##### Data extracts

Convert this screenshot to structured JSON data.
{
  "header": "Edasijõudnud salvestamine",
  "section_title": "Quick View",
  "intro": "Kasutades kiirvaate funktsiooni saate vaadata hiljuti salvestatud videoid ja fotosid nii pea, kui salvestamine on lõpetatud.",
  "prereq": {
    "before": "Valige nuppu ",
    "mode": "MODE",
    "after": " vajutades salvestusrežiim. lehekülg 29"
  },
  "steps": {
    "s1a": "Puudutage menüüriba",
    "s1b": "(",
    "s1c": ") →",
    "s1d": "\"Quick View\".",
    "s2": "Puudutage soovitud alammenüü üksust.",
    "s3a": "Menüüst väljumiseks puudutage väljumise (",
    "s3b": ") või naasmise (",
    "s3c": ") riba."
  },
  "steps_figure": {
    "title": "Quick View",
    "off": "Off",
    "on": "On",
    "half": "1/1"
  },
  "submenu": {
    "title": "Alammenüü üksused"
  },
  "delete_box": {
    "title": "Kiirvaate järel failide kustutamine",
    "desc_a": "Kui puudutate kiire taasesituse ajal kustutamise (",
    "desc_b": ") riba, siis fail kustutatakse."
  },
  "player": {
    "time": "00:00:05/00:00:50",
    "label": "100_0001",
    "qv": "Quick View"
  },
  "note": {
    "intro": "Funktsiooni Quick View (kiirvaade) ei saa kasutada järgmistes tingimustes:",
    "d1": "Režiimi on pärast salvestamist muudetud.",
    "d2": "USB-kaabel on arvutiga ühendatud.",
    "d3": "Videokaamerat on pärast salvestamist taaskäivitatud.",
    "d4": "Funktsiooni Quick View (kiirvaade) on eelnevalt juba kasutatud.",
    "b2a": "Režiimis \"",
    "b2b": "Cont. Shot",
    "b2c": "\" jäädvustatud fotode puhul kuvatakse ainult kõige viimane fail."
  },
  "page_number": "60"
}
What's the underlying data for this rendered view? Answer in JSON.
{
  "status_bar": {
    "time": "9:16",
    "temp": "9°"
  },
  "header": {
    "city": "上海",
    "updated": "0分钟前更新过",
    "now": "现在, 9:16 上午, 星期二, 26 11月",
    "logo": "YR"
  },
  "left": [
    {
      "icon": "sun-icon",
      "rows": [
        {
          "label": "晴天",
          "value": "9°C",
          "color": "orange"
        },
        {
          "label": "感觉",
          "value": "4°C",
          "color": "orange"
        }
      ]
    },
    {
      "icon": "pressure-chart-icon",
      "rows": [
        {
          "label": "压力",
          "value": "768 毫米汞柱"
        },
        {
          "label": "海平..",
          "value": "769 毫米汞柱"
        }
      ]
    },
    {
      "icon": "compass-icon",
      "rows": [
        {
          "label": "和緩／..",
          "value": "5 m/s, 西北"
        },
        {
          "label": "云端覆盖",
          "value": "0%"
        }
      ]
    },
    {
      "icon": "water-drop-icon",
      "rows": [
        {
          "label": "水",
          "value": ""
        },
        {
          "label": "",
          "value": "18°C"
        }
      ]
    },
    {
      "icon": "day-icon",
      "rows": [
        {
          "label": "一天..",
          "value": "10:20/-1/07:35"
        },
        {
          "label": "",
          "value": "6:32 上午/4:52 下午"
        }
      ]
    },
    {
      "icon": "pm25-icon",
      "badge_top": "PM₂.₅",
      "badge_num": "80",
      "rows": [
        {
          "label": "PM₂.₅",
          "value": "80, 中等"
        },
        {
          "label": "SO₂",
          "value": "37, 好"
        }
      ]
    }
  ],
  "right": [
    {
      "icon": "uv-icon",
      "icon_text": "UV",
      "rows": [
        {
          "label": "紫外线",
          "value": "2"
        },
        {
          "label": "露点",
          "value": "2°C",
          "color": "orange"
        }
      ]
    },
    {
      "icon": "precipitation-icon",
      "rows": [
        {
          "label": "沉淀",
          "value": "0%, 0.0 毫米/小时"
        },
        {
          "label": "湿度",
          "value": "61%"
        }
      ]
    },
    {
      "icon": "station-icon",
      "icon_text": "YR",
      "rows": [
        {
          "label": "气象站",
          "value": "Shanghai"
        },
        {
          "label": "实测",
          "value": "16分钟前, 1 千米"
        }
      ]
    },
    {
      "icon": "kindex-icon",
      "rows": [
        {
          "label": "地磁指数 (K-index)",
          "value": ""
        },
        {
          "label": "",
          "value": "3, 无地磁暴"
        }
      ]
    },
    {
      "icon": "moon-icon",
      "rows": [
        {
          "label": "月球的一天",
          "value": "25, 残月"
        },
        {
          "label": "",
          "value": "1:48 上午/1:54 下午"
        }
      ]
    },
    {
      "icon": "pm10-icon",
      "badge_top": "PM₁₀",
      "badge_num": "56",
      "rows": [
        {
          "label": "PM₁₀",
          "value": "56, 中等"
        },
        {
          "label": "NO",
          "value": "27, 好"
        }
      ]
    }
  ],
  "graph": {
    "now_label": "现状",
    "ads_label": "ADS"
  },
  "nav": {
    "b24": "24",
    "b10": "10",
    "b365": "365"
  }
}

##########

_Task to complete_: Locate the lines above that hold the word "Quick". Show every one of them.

_Response_:
  "section_title": "Quick View",
    "s1d": "\"Quick View\".",
    "title": "Quick View",
    "qv": "Quick View"
    "intro": "Funktsiooni Quick View (kiirvaade) ei saa kasutada järgmistes tingimustes:",
    "d4": "Funktsiooni Quick View (kiirvaade) on eelnevalt juba kasutatud.",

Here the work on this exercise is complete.